RealD has shaken up the 3D market by launching the Precision White screen, designed for both 2D and 3D films. The company claims the new screen offers forty per cent more light and the edges of the screen are 4 to 5 times brighter than a standard silver screen providing more uniformity of light across the screen. This minimises the 'hot spot' effect that silver screens have suffered from when showing 2D films. To achieve the same results as a silver screen, exhibitors will need to increase the light output of projectors. The screen is initially only available through Ballantyne Strong (Strong/MDI) who is the partner on this screen, and only to customers of Real D. Masterimage also needs a silver screen and this obviously puts the ball in their court as to finding a solution. Harkness Screens, another leading screen manufacturer, is working on a solution for 3D presentations that can also accommodate 2D films.
There is a significant risk factor with silver screens, given that the influential French film agency CNC has stated that all cinema screens in France will have to conform to AFNOR (the French standards-making body) standard NFS 27100 by 2017. The AFNOR standard says the drop off in brightness from the centre of the screen to the edge can't be more than 20 per cent. With a silver screen, the drop off in brightness is typically around 50 per cent.
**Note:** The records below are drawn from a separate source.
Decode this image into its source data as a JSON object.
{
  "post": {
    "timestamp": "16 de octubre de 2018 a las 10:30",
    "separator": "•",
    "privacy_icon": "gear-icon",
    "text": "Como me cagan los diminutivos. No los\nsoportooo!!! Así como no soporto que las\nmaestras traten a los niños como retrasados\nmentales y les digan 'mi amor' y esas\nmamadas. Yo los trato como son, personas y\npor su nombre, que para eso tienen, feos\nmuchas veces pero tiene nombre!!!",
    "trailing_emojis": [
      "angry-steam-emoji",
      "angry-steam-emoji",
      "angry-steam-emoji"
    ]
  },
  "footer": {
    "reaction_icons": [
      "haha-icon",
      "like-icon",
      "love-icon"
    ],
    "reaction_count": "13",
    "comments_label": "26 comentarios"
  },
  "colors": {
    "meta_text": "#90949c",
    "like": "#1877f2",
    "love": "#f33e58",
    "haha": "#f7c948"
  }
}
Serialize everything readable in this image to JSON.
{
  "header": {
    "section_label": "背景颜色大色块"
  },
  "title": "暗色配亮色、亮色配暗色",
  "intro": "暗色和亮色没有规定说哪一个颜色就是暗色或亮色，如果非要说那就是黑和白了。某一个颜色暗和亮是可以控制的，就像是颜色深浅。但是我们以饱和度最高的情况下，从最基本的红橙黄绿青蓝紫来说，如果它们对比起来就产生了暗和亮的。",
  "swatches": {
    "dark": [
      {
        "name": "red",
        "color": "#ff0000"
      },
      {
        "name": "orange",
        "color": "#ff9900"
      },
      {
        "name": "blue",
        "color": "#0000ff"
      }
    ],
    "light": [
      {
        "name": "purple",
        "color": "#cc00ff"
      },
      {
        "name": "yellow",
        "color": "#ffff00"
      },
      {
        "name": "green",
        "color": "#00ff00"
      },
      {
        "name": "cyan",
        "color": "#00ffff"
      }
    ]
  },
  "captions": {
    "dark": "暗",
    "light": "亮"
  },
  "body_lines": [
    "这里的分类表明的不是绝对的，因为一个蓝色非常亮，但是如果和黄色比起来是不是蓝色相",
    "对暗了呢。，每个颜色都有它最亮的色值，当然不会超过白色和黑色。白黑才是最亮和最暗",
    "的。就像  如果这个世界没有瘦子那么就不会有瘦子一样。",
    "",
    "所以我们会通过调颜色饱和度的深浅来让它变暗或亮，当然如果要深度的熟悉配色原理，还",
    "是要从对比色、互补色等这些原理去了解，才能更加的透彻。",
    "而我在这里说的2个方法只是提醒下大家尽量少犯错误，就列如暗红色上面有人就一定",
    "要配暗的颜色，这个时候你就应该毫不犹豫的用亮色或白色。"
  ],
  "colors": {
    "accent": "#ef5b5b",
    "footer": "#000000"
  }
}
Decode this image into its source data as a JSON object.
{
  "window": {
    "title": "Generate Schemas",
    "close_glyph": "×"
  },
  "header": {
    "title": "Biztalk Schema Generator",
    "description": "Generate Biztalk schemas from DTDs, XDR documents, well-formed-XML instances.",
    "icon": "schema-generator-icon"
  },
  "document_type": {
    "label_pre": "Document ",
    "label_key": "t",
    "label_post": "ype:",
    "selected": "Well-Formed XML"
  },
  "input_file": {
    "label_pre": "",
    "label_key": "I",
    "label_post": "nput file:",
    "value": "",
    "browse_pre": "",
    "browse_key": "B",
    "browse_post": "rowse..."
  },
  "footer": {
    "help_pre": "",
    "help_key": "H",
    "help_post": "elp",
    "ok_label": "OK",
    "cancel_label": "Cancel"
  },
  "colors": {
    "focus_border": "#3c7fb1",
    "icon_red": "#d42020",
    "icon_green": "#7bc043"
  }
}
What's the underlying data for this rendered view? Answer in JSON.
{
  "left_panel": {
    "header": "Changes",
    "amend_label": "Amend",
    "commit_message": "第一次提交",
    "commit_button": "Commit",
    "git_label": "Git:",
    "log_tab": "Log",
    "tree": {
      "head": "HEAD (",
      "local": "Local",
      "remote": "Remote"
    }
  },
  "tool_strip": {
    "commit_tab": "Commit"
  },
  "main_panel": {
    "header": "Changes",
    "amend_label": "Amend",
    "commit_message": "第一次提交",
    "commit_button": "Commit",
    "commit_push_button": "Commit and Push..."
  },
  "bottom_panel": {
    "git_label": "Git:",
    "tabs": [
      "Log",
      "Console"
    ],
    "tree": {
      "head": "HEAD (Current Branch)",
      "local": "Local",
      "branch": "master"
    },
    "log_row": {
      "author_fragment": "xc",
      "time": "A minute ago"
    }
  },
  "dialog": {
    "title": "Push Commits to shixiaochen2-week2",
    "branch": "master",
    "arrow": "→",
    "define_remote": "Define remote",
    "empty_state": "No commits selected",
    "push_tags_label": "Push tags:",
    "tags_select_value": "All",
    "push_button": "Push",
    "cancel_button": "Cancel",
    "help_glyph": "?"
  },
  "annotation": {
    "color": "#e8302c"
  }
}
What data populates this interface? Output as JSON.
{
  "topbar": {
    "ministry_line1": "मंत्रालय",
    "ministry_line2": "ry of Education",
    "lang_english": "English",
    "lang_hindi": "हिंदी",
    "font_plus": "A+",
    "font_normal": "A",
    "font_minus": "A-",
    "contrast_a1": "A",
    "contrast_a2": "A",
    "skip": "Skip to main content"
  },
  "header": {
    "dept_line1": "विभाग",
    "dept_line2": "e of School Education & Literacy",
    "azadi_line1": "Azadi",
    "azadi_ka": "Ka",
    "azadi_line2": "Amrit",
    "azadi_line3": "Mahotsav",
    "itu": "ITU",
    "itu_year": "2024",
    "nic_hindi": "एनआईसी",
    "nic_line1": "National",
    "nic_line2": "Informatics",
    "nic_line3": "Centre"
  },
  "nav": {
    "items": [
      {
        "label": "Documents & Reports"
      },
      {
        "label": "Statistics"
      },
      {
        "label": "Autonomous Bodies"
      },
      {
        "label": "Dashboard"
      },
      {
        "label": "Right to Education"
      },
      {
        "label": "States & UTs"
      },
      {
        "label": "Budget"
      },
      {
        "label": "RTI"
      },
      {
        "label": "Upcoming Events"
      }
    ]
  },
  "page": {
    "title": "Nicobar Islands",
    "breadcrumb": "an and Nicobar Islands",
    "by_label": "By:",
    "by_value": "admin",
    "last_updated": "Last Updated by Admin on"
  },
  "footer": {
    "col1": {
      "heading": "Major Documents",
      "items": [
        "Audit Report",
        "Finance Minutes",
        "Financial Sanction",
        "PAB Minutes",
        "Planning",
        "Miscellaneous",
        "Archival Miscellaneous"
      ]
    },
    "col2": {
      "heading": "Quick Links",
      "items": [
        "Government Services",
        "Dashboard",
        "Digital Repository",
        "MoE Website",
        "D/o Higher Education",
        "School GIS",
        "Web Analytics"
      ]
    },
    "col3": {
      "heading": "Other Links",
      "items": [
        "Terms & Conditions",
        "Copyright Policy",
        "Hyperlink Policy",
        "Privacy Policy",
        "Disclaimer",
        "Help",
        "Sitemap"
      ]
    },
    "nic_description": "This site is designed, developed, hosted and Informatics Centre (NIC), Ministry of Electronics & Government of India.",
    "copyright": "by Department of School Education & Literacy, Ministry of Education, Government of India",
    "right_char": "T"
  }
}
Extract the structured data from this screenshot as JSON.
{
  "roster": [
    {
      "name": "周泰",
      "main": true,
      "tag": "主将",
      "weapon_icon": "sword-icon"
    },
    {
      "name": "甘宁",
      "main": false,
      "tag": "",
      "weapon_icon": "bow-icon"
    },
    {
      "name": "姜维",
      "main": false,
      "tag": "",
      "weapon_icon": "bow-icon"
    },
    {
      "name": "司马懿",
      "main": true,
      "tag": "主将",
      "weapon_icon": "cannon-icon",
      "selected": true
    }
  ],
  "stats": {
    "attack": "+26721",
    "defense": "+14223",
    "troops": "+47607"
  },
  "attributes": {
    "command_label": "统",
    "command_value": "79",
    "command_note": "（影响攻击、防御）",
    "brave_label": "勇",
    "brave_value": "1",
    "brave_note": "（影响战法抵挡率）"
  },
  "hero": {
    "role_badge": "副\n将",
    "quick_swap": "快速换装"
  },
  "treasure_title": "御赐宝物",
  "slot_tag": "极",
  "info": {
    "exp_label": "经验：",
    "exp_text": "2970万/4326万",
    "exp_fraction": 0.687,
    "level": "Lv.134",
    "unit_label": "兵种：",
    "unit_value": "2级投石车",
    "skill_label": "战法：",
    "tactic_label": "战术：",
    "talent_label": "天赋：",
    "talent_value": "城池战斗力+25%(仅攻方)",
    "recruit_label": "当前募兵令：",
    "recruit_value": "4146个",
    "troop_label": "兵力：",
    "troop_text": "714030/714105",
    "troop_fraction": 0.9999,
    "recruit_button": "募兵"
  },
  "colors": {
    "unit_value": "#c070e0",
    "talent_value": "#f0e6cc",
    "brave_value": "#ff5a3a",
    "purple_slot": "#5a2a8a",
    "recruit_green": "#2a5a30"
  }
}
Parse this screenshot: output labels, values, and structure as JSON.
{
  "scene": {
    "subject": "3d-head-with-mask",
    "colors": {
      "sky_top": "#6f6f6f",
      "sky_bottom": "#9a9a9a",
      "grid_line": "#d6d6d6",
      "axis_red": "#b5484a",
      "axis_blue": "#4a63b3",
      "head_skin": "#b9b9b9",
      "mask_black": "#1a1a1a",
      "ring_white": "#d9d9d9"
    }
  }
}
This effectively means that the silver screen is banned in France and those exhibitors that have chosen RealD or Masterimage (also applicable to IMAX) need a solution.
The CST (state-backed cinema technology organisation) has made no secret that this decision is a challenge to the industry as a whole, and calls on other countries to follow suit. Several French organisations, and others around the world, are extremely unhappy with the image quality and light levels on silver screens. Both 2D and 3D are supposed to be played at 14 ft L (foot Lambert is a light measurement system) and while most 2D films are screened at or around that level, 3D is very light hungry and light levels of 4-5ftL are not uncommon.
Consumers have noticed this lack of light and it is one of the assumed reasons that 3D is said to be less popular than it could be. However, according to a recent US study, it is not the major reason. A survey by the Worldwide Motion Picture Group cited cost as the major reason cinemagoers did not choose 3D, with 52 per cent of respondents saying this, 51 per cent saying 3D is not worth the money and 42 per cent do not like the glasses. This highlights the position of 3D in the market now, as a mature element of the overall box office, worth around 20 per cent of the market and needing to improve to fight its place. It is clear that the rash of rushed conversions to cash in on 3D has taken its toll on consumers and filmmakers need to work very hard on making high quality original 3D content. Avatar and The Life of Pi show this can be done.